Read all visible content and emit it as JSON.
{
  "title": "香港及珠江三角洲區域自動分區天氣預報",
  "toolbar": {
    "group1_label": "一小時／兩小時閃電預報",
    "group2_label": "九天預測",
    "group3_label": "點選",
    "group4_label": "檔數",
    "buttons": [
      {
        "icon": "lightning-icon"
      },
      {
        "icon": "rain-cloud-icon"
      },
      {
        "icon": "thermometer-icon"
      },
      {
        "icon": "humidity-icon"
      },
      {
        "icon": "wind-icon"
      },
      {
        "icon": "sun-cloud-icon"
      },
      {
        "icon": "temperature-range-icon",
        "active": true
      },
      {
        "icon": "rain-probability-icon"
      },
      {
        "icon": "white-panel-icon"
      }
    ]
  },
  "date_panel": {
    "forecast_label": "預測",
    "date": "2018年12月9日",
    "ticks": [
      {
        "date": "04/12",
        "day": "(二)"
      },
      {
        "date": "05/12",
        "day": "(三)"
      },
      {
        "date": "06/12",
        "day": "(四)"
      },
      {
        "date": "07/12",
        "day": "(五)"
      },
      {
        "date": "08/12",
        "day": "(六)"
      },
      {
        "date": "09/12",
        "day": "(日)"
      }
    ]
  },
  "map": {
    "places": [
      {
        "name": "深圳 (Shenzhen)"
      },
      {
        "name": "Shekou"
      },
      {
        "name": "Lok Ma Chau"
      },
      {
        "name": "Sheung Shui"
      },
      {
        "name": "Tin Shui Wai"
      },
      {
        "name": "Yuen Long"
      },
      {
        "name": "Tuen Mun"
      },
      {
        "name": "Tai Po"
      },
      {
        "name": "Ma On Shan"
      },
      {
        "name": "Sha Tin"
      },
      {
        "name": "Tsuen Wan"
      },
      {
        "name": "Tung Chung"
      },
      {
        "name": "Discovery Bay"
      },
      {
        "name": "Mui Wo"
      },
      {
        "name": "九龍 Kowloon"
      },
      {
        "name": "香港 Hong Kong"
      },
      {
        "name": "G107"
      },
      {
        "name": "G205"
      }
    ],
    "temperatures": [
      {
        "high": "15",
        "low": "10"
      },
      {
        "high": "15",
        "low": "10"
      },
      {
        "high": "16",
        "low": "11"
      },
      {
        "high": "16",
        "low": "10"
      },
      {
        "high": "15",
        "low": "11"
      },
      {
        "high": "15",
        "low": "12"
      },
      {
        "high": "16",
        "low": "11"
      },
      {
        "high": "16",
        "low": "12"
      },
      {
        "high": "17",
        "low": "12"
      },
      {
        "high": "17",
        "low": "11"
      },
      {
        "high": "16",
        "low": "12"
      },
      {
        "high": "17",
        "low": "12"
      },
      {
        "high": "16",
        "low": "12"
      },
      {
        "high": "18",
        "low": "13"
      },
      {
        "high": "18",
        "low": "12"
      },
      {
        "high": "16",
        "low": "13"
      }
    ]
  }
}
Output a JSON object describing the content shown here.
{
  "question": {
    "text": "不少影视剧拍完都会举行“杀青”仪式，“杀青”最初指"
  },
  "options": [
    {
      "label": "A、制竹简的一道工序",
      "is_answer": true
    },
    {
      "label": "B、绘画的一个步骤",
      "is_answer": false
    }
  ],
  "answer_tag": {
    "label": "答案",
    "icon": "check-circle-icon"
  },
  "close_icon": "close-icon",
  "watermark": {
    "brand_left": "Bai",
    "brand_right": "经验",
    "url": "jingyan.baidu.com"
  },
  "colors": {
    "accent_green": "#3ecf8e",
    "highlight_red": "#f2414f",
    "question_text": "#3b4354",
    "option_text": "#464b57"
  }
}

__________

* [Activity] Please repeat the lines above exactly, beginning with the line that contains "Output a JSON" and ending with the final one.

* [Task response]
Output a JSON object describing the content shown here.
{
  "question": {
    "text": "不少影视剧拍完都会举行“杀青”仪式，“杀青”最初指"
  },
  "options": [
    {
      "label": "A、制竹简的一道工序",
      "is_answer": true
    },
    {
      "label": "B、绘画的一个步骤",
      "is_answer": false
    }
  ],
  "answer_tag": {
    "label": "答案",
    "icon": "check-circle-icon"
  },
  "close_icon": "close-icon",
  "watermark": {
    "brand_left": "Bai",
    "brand_right": "经验",
    "url": "jingyan.baidu.com"
  },
  "colors": {
    "accent_green": "#3ecf8e",
    "highlight_red": "#f2414f",
    "question_text": "#3b4354",
    "option_text": "#464b57"
  }
}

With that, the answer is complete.